→ **Problem to solve**: Go through the listing below. Copy each line that has the string "JSON".

→ **Material provided**:
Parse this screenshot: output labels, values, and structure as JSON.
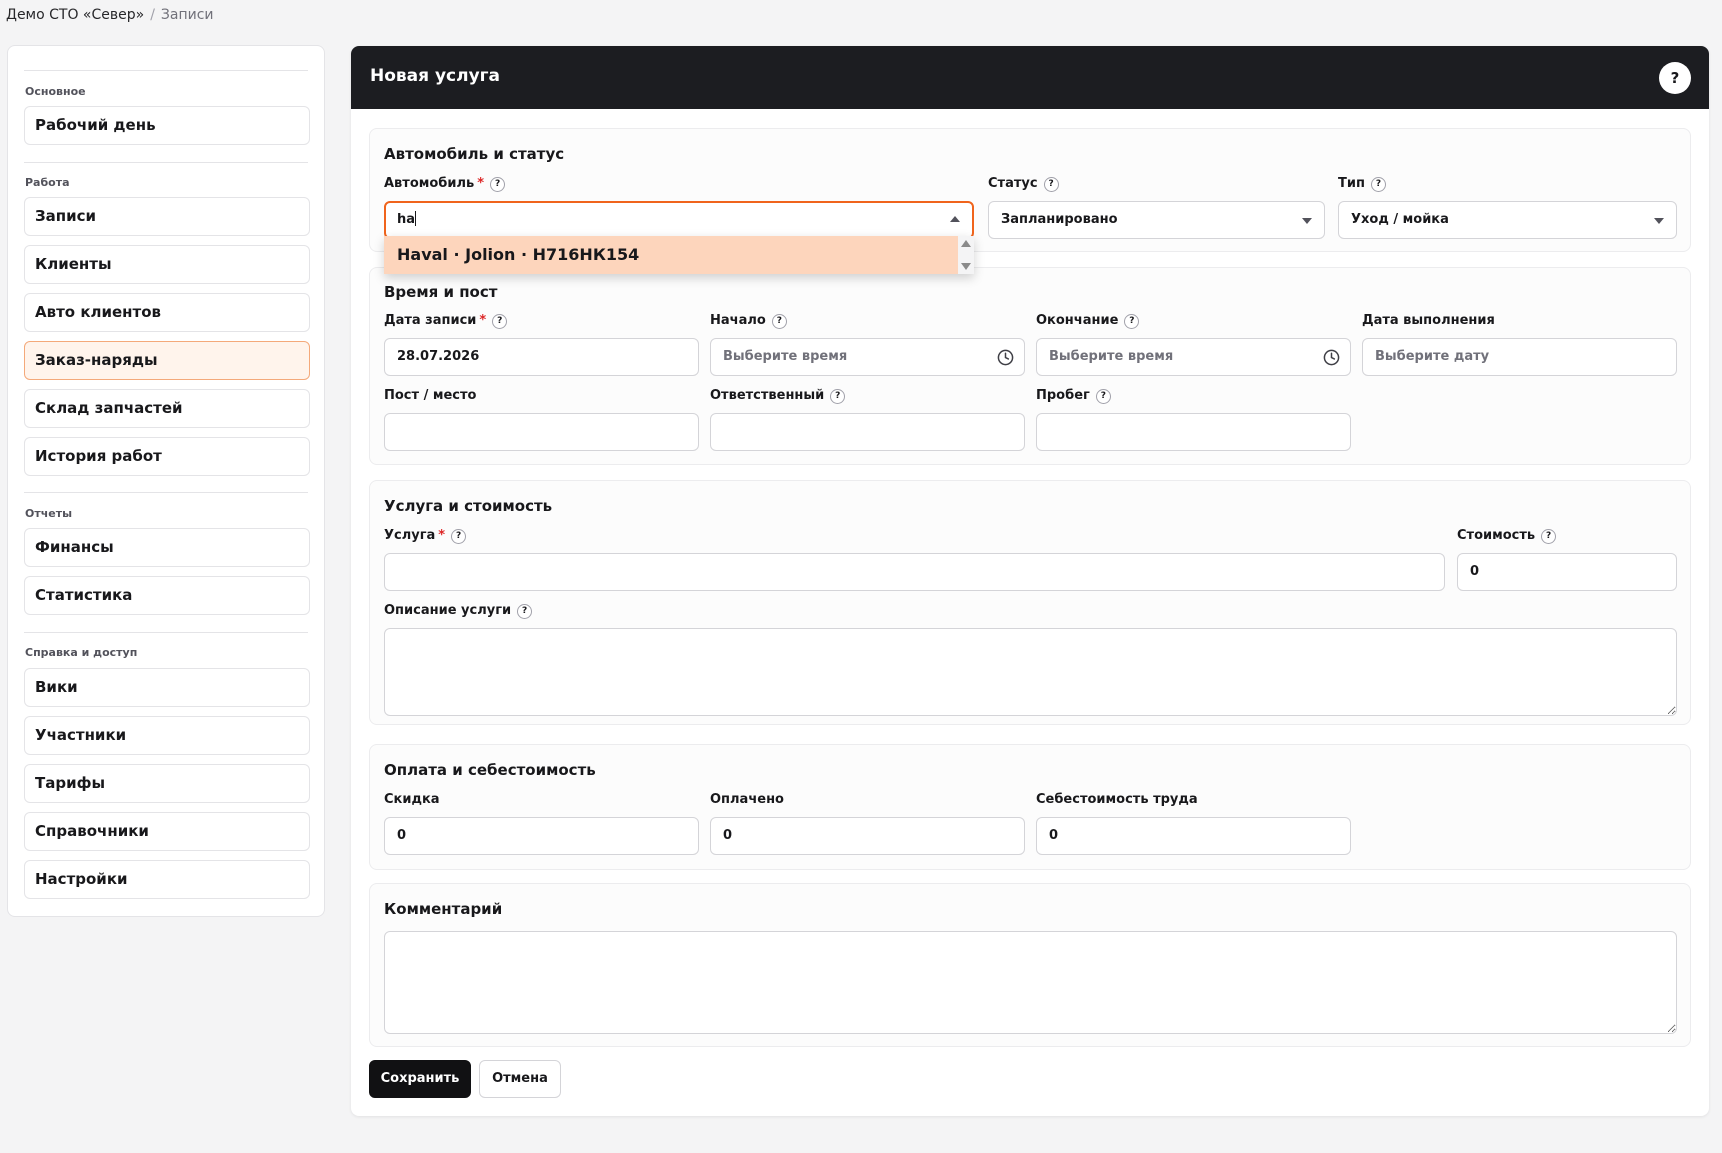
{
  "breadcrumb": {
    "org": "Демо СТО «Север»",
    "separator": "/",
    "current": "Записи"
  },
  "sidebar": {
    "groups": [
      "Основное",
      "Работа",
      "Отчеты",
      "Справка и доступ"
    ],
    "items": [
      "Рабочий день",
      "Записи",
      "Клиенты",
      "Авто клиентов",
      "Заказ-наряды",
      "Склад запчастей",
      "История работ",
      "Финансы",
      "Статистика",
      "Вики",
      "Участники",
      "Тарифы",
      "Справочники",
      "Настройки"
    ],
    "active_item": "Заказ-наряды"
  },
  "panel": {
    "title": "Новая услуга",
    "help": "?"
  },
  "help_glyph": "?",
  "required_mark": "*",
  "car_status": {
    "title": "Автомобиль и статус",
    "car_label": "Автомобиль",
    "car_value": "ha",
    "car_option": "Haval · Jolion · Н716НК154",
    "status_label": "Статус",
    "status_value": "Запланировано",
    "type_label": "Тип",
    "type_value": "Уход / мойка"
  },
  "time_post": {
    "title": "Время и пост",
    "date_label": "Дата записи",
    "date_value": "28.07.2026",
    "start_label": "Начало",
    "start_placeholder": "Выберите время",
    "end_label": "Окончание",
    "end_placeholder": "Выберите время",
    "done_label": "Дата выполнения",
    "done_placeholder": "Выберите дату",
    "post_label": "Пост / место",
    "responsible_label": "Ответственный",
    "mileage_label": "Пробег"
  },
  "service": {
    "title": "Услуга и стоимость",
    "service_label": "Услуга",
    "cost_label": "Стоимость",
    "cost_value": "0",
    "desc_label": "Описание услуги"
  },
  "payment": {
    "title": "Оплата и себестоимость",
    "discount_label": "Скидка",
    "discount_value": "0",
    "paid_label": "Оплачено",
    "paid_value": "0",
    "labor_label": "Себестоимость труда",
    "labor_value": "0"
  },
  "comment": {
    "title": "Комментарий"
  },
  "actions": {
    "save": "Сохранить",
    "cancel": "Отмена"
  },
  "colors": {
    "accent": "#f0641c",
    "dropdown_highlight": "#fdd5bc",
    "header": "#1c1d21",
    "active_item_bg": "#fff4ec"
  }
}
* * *
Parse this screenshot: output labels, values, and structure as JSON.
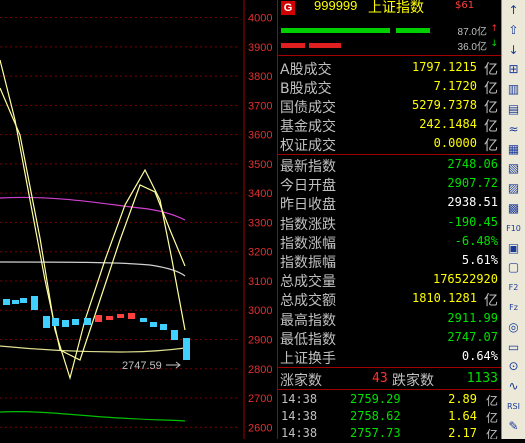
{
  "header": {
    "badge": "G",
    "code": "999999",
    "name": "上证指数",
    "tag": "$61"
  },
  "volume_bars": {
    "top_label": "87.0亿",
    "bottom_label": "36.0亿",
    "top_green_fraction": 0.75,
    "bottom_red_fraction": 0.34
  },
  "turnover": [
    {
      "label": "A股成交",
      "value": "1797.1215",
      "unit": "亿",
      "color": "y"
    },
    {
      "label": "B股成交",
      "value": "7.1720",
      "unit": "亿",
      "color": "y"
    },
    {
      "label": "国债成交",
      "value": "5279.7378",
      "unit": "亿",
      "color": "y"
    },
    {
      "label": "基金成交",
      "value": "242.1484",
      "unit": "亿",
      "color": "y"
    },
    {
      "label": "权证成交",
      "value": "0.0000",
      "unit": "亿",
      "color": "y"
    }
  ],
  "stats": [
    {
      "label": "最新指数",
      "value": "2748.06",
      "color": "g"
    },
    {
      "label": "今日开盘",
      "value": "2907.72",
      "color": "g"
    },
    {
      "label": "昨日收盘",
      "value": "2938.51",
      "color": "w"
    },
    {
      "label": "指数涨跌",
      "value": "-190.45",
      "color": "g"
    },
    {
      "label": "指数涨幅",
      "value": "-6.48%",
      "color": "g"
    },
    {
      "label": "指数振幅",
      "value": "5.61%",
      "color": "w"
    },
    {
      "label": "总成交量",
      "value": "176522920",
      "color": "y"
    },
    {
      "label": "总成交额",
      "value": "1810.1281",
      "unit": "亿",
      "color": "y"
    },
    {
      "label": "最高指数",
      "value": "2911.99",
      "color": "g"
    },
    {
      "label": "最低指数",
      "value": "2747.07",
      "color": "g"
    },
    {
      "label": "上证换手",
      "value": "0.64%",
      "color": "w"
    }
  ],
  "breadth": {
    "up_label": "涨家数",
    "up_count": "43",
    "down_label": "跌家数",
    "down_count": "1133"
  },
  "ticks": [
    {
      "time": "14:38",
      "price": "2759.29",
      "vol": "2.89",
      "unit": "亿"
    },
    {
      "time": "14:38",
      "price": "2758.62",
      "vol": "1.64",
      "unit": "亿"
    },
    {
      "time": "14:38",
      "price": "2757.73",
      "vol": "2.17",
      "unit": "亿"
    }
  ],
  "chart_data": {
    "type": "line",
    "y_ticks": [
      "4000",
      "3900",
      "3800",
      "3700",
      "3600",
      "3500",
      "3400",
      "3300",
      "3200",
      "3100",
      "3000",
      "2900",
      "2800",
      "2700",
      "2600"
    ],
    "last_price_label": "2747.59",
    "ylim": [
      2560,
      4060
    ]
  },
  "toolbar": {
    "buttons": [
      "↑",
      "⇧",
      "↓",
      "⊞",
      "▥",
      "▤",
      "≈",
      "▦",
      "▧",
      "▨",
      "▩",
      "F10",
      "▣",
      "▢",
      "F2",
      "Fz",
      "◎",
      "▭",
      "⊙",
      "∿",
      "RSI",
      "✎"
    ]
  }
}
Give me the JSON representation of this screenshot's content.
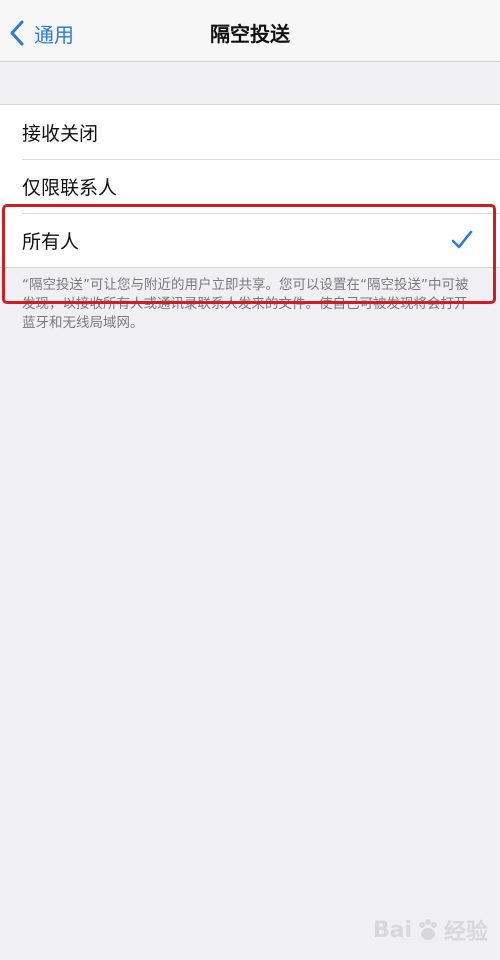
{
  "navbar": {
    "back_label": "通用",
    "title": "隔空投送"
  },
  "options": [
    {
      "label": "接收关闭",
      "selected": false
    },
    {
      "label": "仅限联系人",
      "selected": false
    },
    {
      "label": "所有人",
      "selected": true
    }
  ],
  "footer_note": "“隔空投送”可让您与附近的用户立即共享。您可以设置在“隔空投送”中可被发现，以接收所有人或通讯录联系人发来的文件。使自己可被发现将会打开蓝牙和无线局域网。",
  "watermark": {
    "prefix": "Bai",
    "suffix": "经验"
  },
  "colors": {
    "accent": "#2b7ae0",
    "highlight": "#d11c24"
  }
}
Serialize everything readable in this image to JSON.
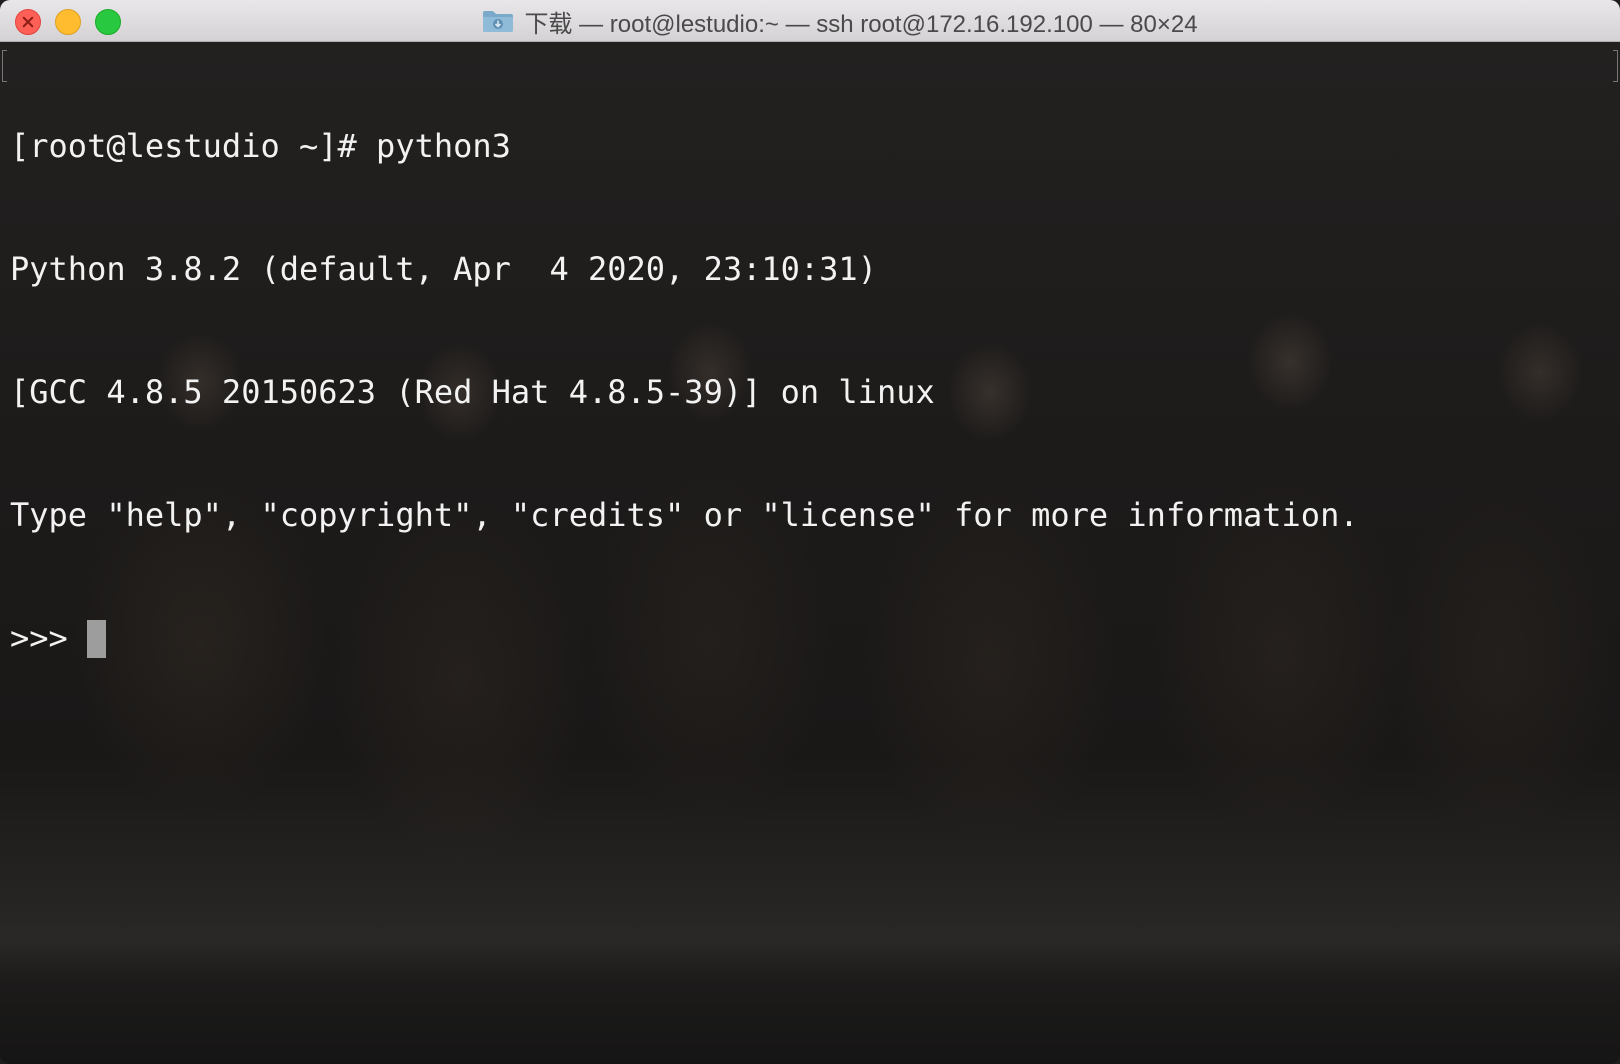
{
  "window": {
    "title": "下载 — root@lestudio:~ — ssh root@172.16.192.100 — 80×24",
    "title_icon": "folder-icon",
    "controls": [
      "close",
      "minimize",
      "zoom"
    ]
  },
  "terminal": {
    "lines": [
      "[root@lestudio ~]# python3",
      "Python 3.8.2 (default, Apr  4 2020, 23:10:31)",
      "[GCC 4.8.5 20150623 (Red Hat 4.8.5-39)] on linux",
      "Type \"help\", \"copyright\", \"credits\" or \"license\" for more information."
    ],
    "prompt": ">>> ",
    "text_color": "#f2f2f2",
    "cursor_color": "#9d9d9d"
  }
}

→ **Response to this exercise**:
Parse this screenshot: output labels, values, and structure as JSON.
Parse this screenshot: output labels, values, and structure as JSON.
Give me the JSON representation of this screenshot's content.
Serialize everything readable in this image to JSON.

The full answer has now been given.